**Task details**
Using the records below, filter for lines that contain the string "EMPLOYEES" and copy them out.

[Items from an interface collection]
↓↓↓
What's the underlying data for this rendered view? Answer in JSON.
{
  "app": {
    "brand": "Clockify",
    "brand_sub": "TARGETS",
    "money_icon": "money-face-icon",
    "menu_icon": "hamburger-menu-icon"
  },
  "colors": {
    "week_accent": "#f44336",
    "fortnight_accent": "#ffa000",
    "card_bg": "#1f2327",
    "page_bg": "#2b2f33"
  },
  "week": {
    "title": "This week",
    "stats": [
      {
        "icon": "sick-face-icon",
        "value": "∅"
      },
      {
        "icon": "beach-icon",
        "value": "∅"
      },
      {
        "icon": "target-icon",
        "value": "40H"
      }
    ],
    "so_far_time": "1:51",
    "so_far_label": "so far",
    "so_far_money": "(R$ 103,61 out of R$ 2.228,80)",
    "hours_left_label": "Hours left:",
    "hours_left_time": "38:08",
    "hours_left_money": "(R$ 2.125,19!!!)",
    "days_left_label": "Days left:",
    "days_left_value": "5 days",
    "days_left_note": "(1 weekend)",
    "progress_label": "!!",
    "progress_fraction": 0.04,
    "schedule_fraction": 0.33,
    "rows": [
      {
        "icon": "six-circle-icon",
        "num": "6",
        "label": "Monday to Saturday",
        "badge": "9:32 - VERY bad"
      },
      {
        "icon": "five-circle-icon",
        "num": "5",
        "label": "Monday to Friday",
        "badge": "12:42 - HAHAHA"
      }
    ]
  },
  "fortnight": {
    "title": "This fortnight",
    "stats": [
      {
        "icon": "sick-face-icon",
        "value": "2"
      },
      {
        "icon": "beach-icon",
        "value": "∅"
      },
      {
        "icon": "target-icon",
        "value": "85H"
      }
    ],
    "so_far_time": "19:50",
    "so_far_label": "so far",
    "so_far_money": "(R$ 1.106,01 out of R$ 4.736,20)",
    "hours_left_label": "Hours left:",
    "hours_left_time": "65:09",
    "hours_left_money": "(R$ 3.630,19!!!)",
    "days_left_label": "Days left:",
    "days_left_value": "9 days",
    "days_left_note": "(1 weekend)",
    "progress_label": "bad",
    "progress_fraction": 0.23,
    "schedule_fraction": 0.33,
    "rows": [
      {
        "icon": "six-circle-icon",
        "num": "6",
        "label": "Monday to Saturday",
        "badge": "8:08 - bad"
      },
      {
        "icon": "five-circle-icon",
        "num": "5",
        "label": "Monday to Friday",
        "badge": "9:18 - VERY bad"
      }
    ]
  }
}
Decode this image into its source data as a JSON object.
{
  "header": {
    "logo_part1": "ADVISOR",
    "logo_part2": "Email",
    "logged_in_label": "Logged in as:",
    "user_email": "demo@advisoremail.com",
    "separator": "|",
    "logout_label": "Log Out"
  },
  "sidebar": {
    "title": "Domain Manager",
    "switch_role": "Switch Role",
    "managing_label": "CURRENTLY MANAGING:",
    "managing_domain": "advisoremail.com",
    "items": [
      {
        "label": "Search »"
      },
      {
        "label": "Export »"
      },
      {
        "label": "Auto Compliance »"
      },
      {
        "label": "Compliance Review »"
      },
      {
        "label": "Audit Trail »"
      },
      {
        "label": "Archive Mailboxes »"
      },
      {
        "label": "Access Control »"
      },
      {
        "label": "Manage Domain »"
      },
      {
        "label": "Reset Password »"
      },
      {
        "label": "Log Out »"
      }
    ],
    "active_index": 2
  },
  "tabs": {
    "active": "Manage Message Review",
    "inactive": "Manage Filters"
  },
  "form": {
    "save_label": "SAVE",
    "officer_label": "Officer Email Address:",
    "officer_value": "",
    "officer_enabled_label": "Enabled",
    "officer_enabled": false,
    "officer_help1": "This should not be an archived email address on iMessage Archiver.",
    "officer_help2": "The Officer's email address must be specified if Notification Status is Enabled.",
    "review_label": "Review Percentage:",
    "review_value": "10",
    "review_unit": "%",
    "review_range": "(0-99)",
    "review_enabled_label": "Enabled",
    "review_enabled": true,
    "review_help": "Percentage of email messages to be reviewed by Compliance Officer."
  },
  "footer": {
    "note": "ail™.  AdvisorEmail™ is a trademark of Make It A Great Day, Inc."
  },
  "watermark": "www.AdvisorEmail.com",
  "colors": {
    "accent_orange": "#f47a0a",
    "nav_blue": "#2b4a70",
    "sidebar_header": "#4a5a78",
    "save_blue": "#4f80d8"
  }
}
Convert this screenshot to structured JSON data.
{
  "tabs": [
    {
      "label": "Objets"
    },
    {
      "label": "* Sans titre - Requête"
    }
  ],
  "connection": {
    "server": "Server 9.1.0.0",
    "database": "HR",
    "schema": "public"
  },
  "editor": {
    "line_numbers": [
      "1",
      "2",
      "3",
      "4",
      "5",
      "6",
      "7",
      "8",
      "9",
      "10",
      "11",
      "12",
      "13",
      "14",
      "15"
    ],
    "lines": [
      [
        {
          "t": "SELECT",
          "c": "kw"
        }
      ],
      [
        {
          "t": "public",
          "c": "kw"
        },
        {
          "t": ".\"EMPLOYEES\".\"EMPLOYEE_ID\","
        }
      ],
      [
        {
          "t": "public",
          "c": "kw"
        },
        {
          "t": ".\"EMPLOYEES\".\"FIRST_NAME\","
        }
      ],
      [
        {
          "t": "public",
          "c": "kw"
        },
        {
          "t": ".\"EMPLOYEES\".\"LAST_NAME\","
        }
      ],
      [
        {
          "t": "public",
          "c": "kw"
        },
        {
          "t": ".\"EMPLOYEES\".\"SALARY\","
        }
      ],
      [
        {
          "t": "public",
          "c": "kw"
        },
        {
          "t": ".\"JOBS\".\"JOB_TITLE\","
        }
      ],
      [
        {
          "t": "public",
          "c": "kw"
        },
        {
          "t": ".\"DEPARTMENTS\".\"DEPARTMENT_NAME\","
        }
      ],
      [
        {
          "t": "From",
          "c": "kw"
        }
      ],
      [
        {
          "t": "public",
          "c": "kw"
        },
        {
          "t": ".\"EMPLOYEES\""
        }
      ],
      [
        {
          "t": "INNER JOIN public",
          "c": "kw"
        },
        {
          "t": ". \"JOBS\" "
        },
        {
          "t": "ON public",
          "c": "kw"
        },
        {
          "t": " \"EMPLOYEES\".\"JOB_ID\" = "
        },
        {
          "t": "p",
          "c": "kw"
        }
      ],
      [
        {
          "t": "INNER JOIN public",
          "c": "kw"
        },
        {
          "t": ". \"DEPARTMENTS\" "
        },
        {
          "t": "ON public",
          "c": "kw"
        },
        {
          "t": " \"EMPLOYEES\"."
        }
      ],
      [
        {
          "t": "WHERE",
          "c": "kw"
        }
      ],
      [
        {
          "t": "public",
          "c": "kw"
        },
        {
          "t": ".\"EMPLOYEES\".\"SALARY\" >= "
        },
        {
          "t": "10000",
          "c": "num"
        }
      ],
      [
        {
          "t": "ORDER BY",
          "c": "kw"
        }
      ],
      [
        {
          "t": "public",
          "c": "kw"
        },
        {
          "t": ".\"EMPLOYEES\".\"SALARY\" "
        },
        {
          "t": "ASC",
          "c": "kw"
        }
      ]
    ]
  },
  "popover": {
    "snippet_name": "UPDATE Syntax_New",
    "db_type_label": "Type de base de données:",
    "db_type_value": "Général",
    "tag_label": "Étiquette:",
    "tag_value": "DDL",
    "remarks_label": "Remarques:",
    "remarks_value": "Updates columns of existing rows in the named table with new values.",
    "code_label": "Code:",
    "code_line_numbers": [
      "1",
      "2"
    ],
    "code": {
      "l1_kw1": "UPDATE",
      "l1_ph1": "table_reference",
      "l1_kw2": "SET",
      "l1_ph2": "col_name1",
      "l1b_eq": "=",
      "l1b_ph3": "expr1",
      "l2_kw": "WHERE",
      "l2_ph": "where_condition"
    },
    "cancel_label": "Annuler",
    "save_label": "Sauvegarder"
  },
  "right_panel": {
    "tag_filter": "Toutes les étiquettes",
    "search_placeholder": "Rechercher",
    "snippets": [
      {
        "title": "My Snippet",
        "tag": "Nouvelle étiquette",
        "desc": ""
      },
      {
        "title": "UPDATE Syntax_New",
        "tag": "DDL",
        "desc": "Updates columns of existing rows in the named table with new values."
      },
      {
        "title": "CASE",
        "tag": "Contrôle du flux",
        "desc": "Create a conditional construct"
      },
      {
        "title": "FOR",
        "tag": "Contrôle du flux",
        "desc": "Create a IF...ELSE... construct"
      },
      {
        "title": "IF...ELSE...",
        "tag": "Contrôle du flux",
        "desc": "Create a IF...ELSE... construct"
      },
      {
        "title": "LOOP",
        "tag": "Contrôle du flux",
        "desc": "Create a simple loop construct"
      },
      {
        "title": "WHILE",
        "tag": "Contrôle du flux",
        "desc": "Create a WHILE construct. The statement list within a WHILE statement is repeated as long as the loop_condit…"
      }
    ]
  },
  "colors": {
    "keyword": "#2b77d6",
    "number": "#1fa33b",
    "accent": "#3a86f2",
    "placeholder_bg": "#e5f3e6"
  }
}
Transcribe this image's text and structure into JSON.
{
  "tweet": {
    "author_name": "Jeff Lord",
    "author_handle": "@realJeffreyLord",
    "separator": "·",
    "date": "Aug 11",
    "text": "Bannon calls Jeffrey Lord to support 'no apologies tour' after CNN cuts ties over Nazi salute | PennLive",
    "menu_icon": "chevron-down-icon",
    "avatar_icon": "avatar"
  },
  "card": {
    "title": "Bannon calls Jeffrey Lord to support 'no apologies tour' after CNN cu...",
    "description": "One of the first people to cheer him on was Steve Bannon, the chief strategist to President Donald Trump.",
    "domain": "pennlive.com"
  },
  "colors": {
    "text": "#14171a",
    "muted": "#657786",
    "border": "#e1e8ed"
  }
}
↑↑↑
**Expected output**
          "t": ".\"EMPLOYEES\".\"EMPLOYEE_ID\","
          "t": ".\"EMPLOYEES\".\"FIRST_NAME\","
          "t": ".\"EMPLOYEES\".\"LAST_NAME\","
          "t": ".\"EMPLOYEES\".\"SALARY\","
          "t": ".\"EMPLOYEES\""
          "t": " \"EMPLOYEES\".\"JOB_ID\" = "
          "t": " \"EMPLOYEES\"."
          "t": ".\"EMPLOYEES\".\"SALARY\" >= "
          "t": ".\"EMPLOYEES\".\"SALARY\" "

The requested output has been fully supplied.